> _SUPPLIED MATERIAL_
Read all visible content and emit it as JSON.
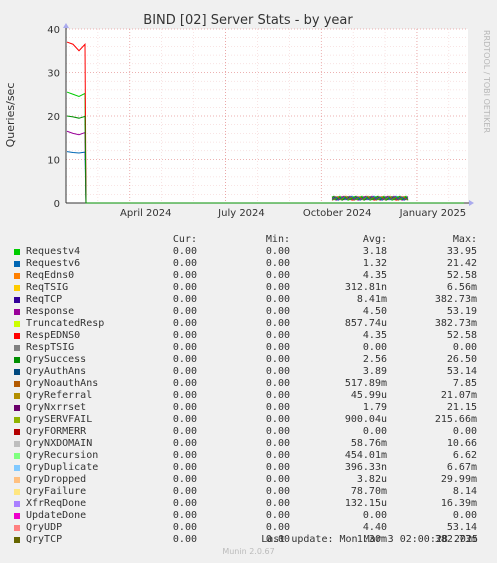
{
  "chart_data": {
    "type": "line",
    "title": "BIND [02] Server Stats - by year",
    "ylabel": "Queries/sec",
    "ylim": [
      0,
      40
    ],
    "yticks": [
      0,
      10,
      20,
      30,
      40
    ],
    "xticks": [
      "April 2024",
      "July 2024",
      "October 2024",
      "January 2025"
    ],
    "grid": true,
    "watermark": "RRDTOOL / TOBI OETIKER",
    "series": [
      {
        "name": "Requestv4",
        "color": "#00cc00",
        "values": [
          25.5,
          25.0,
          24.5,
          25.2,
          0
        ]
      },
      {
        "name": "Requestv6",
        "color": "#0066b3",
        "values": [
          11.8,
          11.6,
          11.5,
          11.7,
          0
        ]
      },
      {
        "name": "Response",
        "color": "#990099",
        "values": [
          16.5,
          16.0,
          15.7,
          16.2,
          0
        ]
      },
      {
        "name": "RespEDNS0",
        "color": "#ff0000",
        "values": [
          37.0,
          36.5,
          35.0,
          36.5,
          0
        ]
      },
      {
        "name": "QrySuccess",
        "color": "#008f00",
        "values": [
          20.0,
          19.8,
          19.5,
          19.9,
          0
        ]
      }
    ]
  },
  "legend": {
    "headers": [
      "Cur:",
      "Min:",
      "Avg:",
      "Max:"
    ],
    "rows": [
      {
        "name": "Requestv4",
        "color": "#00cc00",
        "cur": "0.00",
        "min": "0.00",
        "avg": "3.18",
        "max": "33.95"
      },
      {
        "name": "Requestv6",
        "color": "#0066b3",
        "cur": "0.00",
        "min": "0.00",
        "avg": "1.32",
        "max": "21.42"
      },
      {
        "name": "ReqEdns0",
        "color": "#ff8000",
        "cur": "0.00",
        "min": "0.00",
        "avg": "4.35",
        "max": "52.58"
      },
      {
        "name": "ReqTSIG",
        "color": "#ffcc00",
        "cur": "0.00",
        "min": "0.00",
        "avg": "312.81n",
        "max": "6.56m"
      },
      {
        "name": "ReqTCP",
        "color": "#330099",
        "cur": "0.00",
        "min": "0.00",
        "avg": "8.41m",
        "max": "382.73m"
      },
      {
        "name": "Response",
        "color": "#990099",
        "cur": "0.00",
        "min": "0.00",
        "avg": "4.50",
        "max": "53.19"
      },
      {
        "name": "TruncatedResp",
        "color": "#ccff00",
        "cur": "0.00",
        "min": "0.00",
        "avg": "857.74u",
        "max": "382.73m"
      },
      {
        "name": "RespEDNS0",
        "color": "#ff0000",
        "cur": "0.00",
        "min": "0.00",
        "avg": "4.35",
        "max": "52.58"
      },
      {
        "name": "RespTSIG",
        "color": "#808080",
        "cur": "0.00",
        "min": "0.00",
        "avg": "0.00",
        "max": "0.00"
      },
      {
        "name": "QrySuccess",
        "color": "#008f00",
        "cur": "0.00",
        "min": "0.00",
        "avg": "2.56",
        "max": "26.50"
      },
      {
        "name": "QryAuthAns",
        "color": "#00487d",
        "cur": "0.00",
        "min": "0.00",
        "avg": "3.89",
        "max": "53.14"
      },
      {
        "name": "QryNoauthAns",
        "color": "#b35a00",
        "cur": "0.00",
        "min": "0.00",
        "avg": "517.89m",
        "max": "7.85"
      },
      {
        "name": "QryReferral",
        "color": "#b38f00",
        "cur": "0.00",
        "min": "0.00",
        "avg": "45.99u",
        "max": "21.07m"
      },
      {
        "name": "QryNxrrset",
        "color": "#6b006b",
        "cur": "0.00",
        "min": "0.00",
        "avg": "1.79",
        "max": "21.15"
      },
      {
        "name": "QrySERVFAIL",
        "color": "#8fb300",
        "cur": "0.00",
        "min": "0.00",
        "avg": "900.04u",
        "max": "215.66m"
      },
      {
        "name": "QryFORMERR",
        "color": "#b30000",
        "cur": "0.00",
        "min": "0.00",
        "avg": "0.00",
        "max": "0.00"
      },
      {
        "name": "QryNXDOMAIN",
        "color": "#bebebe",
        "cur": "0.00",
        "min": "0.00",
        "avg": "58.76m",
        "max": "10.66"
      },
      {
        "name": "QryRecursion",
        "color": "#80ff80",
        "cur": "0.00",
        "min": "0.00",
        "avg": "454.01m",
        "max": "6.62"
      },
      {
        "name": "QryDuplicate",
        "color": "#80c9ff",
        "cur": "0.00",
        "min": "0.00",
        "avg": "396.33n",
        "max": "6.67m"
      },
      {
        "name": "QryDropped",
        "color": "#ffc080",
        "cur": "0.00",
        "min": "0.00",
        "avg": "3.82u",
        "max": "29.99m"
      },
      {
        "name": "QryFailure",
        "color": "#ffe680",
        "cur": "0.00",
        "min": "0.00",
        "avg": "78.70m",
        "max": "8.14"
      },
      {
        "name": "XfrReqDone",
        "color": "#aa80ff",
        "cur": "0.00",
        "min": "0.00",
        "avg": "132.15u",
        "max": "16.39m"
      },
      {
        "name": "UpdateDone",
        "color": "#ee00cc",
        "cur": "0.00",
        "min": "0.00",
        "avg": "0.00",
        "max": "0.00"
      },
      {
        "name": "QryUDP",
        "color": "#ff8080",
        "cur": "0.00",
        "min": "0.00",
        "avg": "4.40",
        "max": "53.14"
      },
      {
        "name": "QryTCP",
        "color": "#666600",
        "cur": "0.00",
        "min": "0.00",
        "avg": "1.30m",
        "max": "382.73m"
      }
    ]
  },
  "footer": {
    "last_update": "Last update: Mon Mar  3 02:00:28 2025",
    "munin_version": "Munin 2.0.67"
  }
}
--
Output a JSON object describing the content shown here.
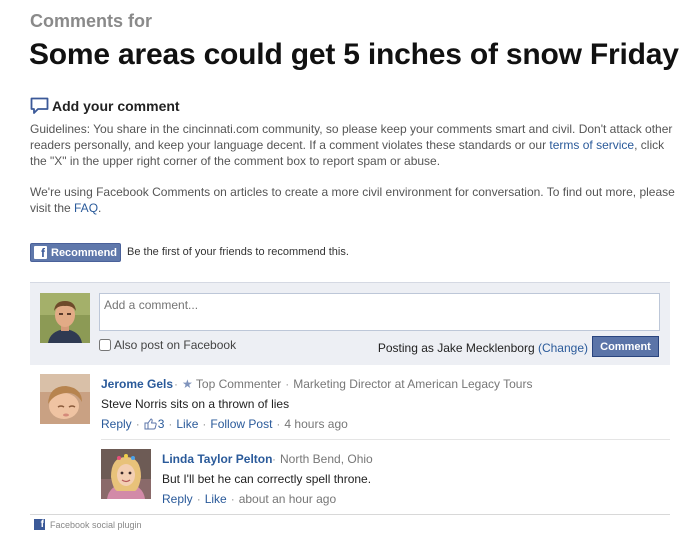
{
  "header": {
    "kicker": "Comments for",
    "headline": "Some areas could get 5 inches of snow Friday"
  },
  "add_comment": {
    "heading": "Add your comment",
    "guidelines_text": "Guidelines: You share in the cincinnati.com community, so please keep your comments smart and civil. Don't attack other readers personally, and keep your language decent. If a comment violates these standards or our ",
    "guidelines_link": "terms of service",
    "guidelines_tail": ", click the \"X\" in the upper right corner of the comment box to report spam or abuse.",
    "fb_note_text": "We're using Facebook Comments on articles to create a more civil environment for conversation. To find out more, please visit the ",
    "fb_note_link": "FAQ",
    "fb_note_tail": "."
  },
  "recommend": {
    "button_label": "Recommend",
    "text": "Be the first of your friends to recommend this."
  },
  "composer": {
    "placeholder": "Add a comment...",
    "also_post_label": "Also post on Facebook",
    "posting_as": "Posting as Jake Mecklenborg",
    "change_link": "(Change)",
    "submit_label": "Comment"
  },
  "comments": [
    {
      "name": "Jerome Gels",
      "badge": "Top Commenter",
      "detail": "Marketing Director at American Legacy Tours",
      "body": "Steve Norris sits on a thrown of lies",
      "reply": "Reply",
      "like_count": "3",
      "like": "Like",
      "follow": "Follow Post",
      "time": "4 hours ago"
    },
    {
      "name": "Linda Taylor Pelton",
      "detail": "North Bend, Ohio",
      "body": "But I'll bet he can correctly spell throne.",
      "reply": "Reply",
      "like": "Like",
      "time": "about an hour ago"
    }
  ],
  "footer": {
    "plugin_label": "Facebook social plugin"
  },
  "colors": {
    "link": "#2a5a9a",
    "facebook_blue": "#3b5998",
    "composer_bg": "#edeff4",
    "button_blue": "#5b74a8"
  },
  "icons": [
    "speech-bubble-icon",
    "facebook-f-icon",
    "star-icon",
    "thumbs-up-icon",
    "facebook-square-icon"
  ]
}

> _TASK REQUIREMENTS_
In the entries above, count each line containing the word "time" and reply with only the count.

> _RESULT FOR THIS TASK_
2